The so-called Bernoulli equation is of particular importance in the hydrodynamics of an ideal fluid. According to this equation, throughout the length of a small stream of fluid there exists the following relationship between the pressure p, the flow velocity v (for a fluid of a density ρ), and the height z above the reference plane: p + ½ρv2 + ρgz =constant. Here g is the acceleration due to gravity. This is the principal equation in hydraulics.
An analysis of the equations for the motion of a viscous fluid shows that, for geometrically and mechanically similar flows, the quantity ρvl/μ = Re must be constant. Here, l is the linear dimension appropriate for the problem (for instance, the radius of a streamlined body, the cross-sectional radius of a pipe), ρ is the density, v is the velocity, and μ is viscosity coefficient. The quantity Re itself is the Reynolds number; it determines the nature of motion associated with a viscous fluid. A laminar flow occurs at low values of Re. For instance, in pipelines laminar flow occurs if Re = vcpd/v ≤ 2,300 where d is the diameter of the pipe and v (nu) = μ/ρ. If Re is large, the striation in the fluid disappears and the individual masses are displaced in a random fashion; this is so-called turbulent flow.
The principal equations of the hydrodynamics of viscous fluids turn out to be solvable only for extreme cases—that is, either for very small Re, which (for usual dimensions) corresponds to high viscosity, or for very large Re, which corresponds to flow conditions for low-viscosity fluids. Problems concerning the flow of low-viscosity fluids (such as water or air) are especially important in many technological applications. For this special case, the hydrodynamic equations can be simplified significantly by isolating a layer of fluid that is immediately adjacent to the surface of the body in contact with which the flow occurs (the so-called boundary layer) and for which the viscosity cannot be neglected. Outside the boundary layer the fluid can be treated as an ideal fluid. In order to characterize fluid motions where gravity is of primary importance (such as waves on the surface of water caused by wind or by a passing ship), another dimension-less quantity is introduced: the Froude number v2/ gl = Fr.

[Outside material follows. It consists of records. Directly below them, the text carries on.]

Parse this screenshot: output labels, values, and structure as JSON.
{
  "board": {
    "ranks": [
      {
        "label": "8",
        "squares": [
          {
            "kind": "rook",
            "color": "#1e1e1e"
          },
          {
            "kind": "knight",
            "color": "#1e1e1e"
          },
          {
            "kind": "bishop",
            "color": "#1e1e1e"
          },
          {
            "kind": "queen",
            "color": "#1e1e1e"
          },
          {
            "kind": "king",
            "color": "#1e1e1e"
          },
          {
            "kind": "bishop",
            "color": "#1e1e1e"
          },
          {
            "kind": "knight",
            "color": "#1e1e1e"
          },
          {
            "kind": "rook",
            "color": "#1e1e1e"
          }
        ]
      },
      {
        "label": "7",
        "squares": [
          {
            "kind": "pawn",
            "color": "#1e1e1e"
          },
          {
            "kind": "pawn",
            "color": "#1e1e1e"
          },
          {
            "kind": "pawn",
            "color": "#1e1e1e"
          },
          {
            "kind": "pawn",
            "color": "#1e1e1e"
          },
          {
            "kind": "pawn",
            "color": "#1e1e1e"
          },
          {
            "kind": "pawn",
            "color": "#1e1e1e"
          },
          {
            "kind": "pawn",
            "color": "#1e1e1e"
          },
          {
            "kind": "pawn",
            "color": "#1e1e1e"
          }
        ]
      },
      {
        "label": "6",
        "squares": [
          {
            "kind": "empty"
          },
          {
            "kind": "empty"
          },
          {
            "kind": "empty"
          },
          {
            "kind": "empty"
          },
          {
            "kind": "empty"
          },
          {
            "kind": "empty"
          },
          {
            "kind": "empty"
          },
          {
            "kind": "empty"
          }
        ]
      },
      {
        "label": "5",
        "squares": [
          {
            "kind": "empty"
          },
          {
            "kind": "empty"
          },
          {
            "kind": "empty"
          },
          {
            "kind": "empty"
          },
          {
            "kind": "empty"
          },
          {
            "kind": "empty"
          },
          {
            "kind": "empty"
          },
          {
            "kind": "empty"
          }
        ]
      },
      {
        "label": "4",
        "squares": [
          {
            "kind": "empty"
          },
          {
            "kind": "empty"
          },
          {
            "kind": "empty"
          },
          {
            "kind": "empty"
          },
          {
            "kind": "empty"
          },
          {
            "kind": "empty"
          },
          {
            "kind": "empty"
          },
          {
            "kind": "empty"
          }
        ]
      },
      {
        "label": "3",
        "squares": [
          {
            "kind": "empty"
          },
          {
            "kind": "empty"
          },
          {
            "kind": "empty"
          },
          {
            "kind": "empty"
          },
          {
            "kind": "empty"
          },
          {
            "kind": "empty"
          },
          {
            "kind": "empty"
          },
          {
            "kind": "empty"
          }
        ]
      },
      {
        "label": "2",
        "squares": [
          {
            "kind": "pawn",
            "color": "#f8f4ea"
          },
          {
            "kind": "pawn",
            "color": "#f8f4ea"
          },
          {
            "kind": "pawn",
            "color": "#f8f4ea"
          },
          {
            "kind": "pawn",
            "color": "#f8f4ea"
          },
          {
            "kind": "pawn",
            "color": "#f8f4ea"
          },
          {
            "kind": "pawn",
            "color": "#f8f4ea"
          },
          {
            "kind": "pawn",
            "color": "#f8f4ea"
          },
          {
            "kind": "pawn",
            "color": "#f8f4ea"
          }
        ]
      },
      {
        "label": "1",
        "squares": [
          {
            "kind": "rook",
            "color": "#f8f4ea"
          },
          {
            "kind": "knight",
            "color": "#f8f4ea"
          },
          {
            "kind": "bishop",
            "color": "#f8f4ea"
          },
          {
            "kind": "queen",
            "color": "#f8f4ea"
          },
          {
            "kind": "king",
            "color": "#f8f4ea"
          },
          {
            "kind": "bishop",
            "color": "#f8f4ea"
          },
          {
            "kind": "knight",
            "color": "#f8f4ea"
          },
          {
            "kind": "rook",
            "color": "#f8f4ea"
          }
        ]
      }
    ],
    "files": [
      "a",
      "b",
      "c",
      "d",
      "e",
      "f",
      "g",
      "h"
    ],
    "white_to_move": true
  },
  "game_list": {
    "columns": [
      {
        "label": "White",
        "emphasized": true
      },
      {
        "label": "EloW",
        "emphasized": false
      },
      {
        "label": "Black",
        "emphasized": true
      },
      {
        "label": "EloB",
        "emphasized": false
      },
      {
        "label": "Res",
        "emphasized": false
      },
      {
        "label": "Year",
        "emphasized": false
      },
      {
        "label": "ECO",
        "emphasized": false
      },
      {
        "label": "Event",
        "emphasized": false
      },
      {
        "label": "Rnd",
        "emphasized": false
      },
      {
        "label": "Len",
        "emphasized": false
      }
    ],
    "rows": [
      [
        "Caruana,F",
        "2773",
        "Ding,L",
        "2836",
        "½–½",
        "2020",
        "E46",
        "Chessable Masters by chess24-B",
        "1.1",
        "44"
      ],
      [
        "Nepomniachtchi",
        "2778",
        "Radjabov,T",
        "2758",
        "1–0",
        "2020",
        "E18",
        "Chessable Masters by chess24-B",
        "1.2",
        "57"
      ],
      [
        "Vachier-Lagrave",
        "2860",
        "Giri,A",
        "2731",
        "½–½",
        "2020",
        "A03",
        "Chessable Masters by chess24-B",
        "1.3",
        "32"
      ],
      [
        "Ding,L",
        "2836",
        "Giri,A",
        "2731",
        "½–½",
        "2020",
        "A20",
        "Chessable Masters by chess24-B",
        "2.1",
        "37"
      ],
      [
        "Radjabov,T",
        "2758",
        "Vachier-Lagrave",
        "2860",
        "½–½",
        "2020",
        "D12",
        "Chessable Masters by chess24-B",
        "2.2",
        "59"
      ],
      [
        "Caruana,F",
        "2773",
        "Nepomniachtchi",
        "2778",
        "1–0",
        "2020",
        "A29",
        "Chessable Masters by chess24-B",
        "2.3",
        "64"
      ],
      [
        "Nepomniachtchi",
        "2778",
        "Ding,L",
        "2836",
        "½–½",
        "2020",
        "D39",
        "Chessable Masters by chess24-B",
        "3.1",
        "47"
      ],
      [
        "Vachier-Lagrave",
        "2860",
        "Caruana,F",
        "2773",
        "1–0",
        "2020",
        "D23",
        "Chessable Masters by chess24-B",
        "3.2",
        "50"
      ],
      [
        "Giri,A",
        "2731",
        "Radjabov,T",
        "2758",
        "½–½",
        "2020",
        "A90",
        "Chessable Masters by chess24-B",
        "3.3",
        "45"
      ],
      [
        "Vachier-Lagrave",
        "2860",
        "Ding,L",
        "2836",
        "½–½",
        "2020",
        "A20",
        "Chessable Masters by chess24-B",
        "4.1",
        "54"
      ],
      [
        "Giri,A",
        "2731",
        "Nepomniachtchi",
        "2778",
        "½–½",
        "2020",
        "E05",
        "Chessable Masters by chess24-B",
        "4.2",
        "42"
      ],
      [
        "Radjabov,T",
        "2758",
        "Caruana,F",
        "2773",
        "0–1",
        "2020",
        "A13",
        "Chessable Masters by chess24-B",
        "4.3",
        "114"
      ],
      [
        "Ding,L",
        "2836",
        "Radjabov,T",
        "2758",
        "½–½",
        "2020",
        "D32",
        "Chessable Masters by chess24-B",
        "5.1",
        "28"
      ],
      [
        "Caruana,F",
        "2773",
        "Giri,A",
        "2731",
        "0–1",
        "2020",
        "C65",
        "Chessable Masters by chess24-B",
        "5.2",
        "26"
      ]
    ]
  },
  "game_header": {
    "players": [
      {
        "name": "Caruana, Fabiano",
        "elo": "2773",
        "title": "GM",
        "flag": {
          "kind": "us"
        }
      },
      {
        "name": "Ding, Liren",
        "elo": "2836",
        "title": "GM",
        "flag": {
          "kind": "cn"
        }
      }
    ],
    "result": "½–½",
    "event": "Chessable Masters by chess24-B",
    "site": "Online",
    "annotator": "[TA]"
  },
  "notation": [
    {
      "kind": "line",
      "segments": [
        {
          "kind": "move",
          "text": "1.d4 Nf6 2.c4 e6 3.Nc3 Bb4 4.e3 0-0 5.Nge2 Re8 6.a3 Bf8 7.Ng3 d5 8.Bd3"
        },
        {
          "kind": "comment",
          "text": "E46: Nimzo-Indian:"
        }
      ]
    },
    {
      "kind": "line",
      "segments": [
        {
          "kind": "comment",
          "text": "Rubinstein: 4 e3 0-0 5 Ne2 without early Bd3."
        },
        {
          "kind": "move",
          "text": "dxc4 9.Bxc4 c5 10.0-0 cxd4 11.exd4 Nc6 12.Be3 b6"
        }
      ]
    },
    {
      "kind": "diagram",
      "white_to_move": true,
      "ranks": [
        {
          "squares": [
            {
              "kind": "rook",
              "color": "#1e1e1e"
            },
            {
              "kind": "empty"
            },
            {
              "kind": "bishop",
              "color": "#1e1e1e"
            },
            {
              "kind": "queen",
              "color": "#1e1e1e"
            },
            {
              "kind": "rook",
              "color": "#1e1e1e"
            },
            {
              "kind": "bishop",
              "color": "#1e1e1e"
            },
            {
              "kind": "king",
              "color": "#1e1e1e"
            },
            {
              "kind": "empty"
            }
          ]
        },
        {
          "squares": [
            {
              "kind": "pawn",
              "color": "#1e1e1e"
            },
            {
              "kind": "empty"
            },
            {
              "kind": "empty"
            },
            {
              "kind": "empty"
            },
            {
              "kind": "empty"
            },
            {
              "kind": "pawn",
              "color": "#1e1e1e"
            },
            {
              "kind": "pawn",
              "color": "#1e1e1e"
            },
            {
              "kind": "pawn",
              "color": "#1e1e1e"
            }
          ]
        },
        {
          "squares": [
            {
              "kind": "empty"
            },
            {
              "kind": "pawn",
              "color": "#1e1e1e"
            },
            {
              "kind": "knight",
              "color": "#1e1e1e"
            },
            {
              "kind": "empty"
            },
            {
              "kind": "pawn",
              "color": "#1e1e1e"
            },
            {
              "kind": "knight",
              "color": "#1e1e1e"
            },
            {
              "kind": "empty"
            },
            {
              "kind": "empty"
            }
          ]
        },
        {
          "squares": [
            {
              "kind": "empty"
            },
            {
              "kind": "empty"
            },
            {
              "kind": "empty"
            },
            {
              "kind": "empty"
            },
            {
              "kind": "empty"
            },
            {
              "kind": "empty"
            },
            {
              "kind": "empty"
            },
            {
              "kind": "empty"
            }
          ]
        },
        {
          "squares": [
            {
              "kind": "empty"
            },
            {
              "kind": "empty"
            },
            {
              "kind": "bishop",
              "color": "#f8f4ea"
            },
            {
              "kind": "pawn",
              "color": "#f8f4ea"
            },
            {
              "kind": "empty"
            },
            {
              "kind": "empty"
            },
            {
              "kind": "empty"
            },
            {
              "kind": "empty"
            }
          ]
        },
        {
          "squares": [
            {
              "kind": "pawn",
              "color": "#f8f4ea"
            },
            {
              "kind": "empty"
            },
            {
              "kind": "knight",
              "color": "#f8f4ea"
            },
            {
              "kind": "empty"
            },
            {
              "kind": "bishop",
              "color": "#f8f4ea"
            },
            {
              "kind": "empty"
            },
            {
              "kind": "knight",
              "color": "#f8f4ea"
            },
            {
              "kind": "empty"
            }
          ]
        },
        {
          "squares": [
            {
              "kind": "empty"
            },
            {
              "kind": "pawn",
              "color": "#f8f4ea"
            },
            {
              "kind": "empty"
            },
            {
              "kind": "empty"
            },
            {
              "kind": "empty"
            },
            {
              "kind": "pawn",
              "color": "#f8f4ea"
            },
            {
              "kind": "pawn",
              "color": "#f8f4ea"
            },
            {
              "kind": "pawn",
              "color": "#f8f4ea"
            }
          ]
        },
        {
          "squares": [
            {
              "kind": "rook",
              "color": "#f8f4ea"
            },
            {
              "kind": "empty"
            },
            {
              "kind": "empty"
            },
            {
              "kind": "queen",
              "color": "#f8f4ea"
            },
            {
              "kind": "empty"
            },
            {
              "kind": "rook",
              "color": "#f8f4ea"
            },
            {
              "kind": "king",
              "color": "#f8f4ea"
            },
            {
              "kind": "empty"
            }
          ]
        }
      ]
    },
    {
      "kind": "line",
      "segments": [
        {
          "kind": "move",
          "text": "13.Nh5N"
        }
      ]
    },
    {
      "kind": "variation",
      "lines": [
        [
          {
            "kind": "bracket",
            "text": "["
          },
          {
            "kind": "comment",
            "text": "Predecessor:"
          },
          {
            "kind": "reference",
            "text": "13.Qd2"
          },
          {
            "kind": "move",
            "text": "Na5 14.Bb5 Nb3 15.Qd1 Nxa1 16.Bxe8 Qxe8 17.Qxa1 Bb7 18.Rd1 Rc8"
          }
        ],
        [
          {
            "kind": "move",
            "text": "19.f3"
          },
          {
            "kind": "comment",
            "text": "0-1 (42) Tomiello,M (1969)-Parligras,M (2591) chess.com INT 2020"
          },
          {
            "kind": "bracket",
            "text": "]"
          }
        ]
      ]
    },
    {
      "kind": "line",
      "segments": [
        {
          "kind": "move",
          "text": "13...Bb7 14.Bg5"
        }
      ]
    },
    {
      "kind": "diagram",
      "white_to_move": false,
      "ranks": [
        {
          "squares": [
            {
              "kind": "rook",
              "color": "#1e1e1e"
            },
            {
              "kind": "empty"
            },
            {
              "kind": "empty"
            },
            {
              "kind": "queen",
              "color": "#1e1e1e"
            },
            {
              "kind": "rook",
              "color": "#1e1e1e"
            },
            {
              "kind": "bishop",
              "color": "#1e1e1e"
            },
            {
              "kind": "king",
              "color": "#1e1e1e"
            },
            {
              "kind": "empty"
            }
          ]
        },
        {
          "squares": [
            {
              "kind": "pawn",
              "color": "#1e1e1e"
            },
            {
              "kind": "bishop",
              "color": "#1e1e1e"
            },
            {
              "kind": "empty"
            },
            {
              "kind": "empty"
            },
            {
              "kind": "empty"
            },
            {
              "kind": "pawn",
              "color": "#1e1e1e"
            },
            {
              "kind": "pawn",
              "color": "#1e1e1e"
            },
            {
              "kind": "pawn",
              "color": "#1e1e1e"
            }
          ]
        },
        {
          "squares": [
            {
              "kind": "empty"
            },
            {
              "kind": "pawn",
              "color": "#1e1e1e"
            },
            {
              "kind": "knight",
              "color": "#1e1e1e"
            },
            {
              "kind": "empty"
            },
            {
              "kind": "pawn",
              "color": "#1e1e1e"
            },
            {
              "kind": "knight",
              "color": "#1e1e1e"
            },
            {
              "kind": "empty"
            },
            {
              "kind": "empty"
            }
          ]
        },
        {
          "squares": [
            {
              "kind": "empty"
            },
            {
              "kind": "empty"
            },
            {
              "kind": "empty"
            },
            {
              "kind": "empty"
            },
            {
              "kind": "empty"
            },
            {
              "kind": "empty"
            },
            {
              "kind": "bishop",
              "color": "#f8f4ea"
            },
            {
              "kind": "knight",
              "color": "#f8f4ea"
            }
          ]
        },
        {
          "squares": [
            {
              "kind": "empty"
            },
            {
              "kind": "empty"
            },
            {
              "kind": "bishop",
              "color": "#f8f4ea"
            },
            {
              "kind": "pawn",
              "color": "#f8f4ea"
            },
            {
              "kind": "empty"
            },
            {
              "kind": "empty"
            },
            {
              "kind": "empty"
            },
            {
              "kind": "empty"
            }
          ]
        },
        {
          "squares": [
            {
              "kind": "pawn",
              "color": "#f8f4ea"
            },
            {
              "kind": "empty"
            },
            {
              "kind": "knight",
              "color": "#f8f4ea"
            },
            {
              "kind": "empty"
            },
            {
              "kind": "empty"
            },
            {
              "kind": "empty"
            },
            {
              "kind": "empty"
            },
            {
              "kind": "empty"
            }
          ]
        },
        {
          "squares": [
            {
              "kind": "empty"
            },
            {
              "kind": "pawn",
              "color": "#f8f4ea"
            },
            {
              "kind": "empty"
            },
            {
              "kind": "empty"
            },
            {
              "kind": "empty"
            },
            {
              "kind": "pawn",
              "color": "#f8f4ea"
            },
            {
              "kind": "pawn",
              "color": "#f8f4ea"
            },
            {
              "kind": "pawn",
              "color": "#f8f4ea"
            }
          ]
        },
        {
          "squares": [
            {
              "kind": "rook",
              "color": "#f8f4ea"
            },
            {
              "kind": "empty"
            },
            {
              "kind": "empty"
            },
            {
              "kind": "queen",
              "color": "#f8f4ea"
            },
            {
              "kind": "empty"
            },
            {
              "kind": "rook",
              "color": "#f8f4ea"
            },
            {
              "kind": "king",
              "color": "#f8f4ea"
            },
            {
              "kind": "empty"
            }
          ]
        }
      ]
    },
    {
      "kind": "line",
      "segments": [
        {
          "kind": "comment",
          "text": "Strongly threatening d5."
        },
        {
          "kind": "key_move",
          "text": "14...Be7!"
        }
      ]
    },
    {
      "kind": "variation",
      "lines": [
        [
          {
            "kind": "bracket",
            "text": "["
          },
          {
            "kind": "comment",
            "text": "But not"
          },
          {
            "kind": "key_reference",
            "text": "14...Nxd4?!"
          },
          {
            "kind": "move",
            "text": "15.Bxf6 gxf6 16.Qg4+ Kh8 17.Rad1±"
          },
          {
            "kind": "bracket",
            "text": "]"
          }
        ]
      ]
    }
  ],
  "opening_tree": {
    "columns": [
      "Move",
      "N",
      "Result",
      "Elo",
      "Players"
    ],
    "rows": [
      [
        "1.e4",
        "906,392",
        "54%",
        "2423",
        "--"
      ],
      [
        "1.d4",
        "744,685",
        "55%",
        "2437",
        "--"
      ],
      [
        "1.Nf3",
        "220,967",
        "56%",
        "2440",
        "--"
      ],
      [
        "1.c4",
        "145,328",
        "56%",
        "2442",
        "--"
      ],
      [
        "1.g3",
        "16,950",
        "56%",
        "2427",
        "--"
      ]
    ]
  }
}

The practical applications of hydrodynamics are extremely diverse. Hydrodynamics is used in designing ships, aircraft, pipelines, pumps, hydraulic turbines, and spillway dams and in studying sea currents, river drifts, and the filtration of groundwater and of underground oil deposits. For the history of hydrodynamics, see HYDROAEROMECHANICS.